It also gave me an insight into why my mother was the way she was. Why she insisted my little sister and I use birth control, going so far as to take us to the doctor for the pill, at a time when it was NOT the thing parents were doing. Why she had a yearly cycle of depression centered around the time that we now know is our older sister’s birthday. Why she never told my father, who she met not long after she gave that baby up. And other pieces, bits of information and things she said that didn’t seem that strange at the time, but looking back meant something so very different and helped put together a puzzle we never knew was there.
I’m not known for being overly emotional about things, but this was very difficult for me to read, even knowing in advance the kind of societal pressures on single women of that era. I kept having to walk away for a while after reading this chapter or that story, because it was bringing everything too close for me to handle. My mother was one of these women, and although I knew she’d had an abusive childhood, I had no inkling that she had suffered this injustice as well.

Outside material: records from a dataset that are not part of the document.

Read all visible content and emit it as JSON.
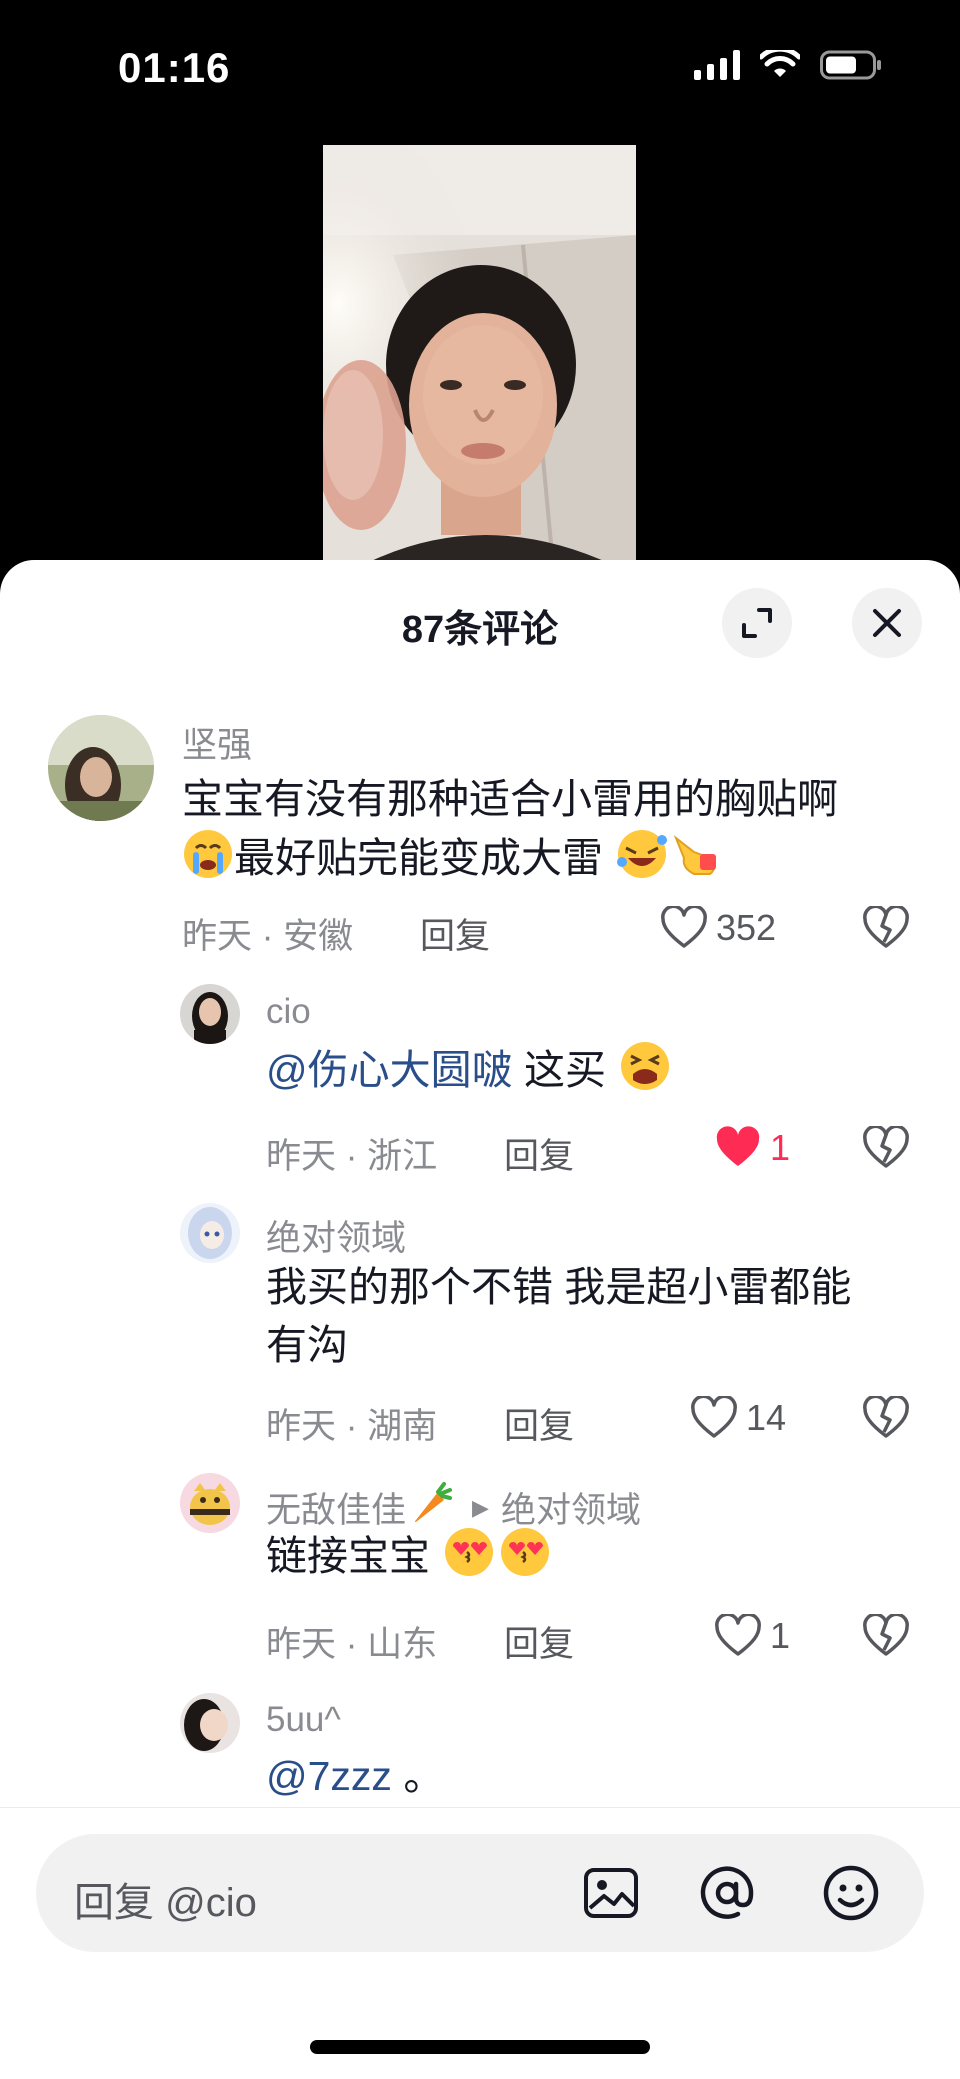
{
  "status": {
    "time": "01:16"
  },
  "sheet": {
    "title": "87条评论"
  },
  "comments": [
    {
      "name": "坚强",
      "text_line1": "宝宝有没有那种适合小雷用的胸贴啊",
      "text_line2": "最好贴完能变成大雷",
      "time": "昨天 · 安徽",
      "reply": "回复",
      "likes": "352",
      "liked": false
    },
    {
      "name": "cio",
      "mention": "@伤心大圆啵",
      "text": "这买",
      "time": "昨天 · 浙江",
      "reply": "回复",
      "likes": "1",
      "liked": true
    },
    {
      "name": "绝对领域",
      "text_line1": "我买的那个不错 我是超小雷都能",
      "text_line2": "有沟",
      "time": "昨天 · 湖南",
      "reply": "回复",
      "likes": "14",
      "liked": false
    },
    {
      "name": "无敌佳佳",
      "reply_to": "绝对领域",
      "text": "链接宝宝",
      "time": "昨天 · 山东",
      "reply": "回复",
      "likes": "1",
      "liked": false
    },
    {
      "name": "5uu^",
      "mention": "@7zzz",
      "text": "。"
    }
  ],
  "input": {
    "placeholder": "回复 @cio"
  },
  "icons": {
    "expand": "expand-icon",
    "close": "close-icon",
    "heart": "heart-icon",
    "broken_heart": "broken-heart-icon",
    "image": "image-icon",
    "at": "at-icon",
    "emoji": "emoji-icon"
  },
  "colors": {
    "like_active": "#fe2c55",
    "mention": "#2a4e8a",
    "secondary_text": "#8a8b91"
  }
}
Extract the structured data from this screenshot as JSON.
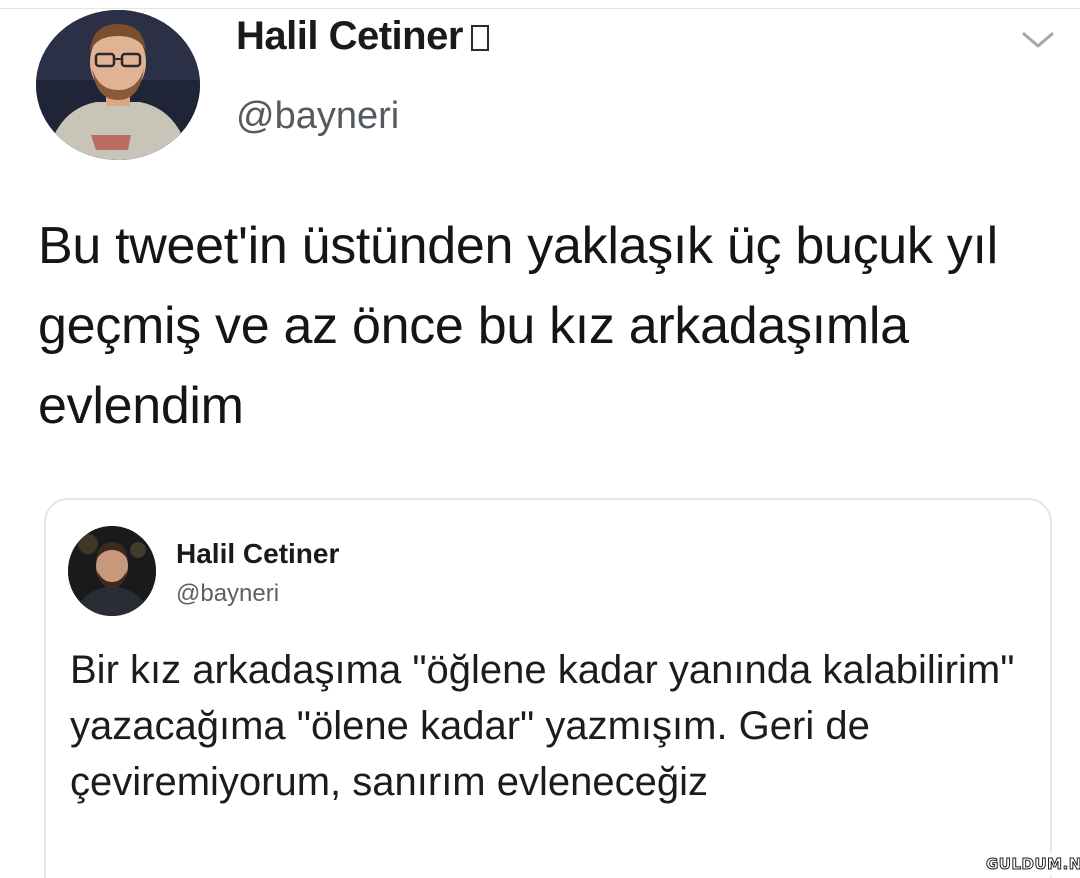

Even if you aren’t connected to anyone who may have been touched by this shameful era of our history, this book is a great opportunity to learn the reasons why women’s rights continues to be such an important movement, even today. We can’t let these kinds of things continue to happen 50 or even 60 years later.